20 SEPTEMBER 2003, Page 63

On love and death

Lloyd Evans

Hammerklavier Jennyn Street Theatre ID Almeida The Illustrious Corpse Soho Theativ

Herje's a prediction. Yasmina Reza's ammerklavier isn't going to break any box-office records. The author of Art has written a tender, lyrical novel about love, grief, ageing and memory. This is a slight but highly memorable adaptation. Susie Lindeman, an actress so petite that she might have been born through a gap in the floorboards, has just the right mixture of frailty and passion for the role.

Antony Sher's first play, ID, is stronger on spectacle than on psychology. It concerns the death of Hendrik Verwoerd, the architect of apartheid, who was murdered in 1966 by a racially confused drifter, Demetrios Tsafendas. The story is almost incredible. Tsafendas was born in South Africa of a Cretan businessman and a black housemaid. For some reason he was classified as white. He was brought up in Mozambique, Egypt and Greece, and after spells in Europe he returned to South Africa and fell in love with a black gospelsinger. To make his overtures more acceptable to her, he applied to be reassigned as 'coloured'. The romance failed and Tsafendas took a job as a porter in the South African Parliament. One morning he armed himself with two knives and stuck one of them into Venvoerd's chest. He later claimed to have been acting on instructions from a tapeworm in his stomach.

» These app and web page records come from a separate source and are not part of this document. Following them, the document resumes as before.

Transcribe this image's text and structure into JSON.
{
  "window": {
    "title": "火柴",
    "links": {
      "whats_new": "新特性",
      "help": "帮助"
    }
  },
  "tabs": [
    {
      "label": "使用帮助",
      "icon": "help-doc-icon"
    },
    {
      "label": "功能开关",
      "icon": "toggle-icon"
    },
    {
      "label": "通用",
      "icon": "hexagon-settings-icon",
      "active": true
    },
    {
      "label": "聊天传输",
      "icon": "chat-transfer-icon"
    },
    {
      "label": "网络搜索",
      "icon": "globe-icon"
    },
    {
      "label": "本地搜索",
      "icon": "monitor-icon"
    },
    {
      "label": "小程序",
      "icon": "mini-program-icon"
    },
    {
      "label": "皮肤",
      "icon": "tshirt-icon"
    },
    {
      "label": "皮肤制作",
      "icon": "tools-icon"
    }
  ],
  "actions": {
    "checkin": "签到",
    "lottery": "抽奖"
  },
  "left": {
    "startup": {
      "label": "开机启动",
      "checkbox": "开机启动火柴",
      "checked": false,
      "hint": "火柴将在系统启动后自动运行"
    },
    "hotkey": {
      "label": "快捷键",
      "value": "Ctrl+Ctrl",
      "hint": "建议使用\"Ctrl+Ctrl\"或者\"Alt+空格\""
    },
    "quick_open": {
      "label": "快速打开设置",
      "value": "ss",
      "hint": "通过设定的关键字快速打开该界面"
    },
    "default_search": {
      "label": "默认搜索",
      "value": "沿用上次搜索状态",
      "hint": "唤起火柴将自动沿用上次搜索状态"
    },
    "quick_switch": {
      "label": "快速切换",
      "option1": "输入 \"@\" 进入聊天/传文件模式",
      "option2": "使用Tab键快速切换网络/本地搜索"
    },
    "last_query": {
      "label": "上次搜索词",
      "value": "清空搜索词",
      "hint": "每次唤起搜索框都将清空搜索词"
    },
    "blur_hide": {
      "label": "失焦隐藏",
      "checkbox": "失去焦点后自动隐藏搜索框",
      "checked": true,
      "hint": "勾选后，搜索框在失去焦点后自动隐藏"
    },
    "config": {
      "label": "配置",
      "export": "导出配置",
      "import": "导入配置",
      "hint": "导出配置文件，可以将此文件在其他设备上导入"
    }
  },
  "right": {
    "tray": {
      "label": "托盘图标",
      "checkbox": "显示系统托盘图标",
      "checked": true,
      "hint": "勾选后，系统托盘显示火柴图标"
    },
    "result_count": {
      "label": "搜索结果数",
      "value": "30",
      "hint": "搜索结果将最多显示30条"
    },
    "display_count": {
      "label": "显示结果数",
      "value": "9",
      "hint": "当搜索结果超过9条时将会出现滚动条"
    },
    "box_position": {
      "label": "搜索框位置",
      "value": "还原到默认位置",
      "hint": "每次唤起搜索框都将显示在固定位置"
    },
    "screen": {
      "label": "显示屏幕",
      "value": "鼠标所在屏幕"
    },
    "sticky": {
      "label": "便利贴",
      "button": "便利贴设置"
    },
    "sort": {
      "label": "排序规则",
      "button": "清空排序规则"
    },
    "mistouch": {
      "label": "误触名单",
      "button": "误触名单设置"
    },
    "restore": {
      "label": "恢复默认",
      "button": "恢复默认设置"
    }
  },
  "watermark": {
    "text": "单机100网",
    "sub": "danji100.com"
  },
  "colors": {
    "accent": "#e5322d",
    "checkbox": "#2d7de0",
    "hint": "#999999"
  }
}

From these weird materials, Sher builds his drama. Much of it succeeds. He plays Tsafendas as an amiably bumbling simpleton. To make the tapeworm into a character is a bold and effective step. To double him as the narrator seems hazardous but works well. What lets the production down is the decision to dress him as a sort of gay dubber from about 1985 and to sprinkle his part with naughty swear-words.

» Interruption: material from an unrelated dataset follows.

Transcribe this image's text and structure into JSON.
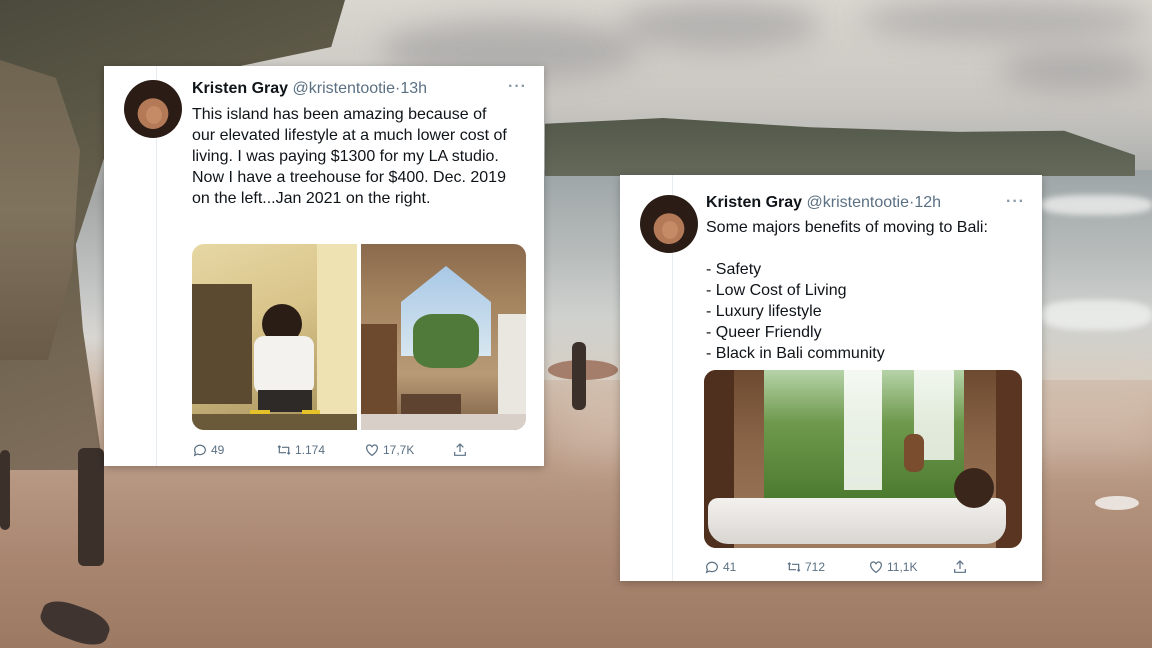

Verwoerd is the most compelling character. In dictatorship drama, as Schindler's List made clear, the oppressors are more interesting than the oppressed. They have freedom of action and a sense of responsibility to their consciences. Verwoerd's wicked soundbite embraces both the nature of the problem and his despicable solution. 'Don't educate the native and you have a savage. Educate him and you have a headache. Halfeducate him and you have a servant.'

Inevitably a play about apartheid will lack any ideological surprises, and as I trooped into the Almeida with my fellow Islington liberals my mind was made up in advance. I would shudder and hiss at Verwoerd and his gang and I would cheer on his assassin with a happy heart. So it turned out. An evening of exquisite egalitarianism was marred only by the programme notes, where an advertisement inviting me to become a Friend of the Company included a polite demand that I reveal my racial origins by choosing from one (or more) of ten ethnic sub-groups. Thus the Almeida maintains its reputation as London's most discriminating theatre.

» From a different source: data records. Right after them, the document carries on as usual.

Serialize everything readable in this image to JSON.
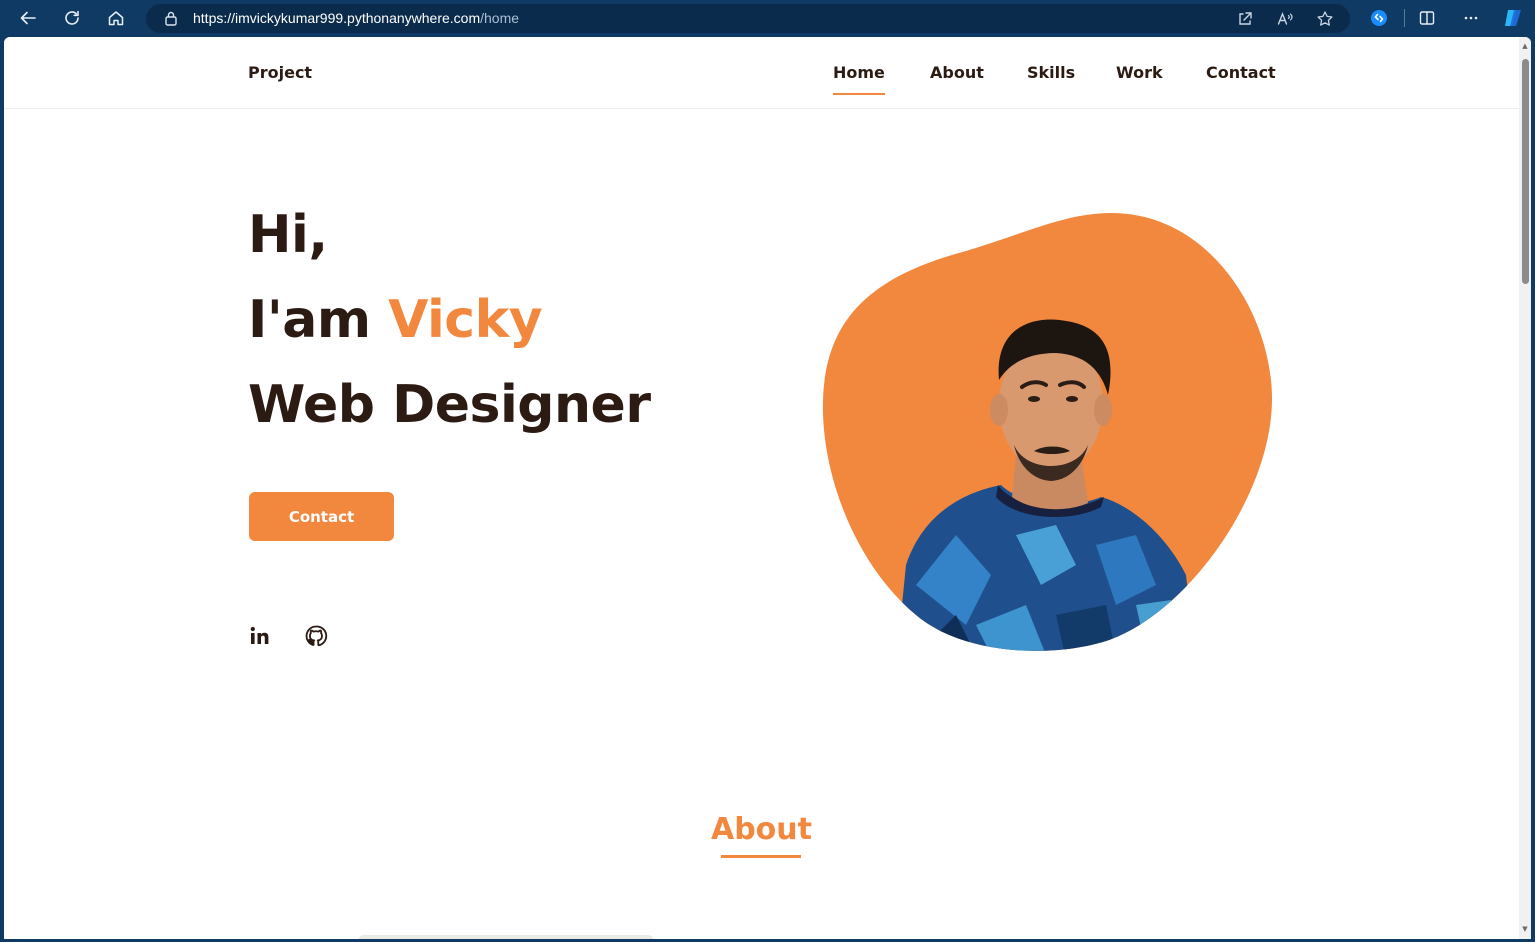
{
  "browser": {
    "url_host": "https://imvickykumar999.pythonanywhere.com",
    "url_path": "/home"
  },
  "header": {
    "logo": "Project",
    "nav": [
      {
        "label": "Home",
        "active": true
      },
      {
        "label": "About",
        "active": false
      },
      {
        "label": "Skills",
        "active": false
      },
      {
        "label": "Work",
        "active": false
      },
      {
        "label": "Contact",
        "active": false
      }
    ]
  },
  "hero": {
    "line1": "Hi,",
    "line2_prefix": "I'am",
    "line2_name": "Vicky",
    "line3": "Web Designer",
    "cta_label": "Contact",
    "social": [
      "linkedin-icon",
      "github-icon"
    ]
  },
  "about": {
    "title": "About"
  },
  "colors": {
    "accent": "#f2873e",
    "text": "#2b1b12",
    "browser_frame": "#0f3a63"
  }
}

Tariq Ali has been a busy boy lately. Not content with his highly successful campaign to stop the war, he's written a play, The Illustrious Corpse. Ali is a witty and talented speaker. Last November I saw him get a huge laugh at an anti-war protest with this: 'What is it about Tony Blair that makes him come alive when people are about to die?' His attempt at full-length satire is disappointingly thin. The Labour home secretary has been murdered by his wife. A bumbling chief constable is sent to investigate and their interview provides the backdrop for a series of platitudes, clichés, preachy disquisitions and jokes about the prostate gland. Best gag of the night: husband had a pubic-wig fetish. Wife: 'They're very popular in New Labour. The prime minister wears one on his head.' The acting towers above the script. Kirstin Milward brings warmth and humour to her thankless role as a ranting Leftie. Russell Dixon is superbly ludicrous as the overpromoted bobby with the parade-ground manner. At one moment they hovered close to seduction and if you screwed up your eyes you could have imagined you were watching Julia Roberts snogging Captain Mainwaring.

What's fascinating about this play is its strategic intention. It's part of the Kill Blair campaign. The target audience is therefore not Tory voters — who would find it as interesting as a pavement squabble between beery tarts — but those carping Labour cohorts whose battle-cry now and forever more is 'Opposition at any price'. If you want Blair out, be of good cheer. The impotent, outraged Left are on your side, and when it comes to defeat, their dearest aim, they have a spectacular record of success.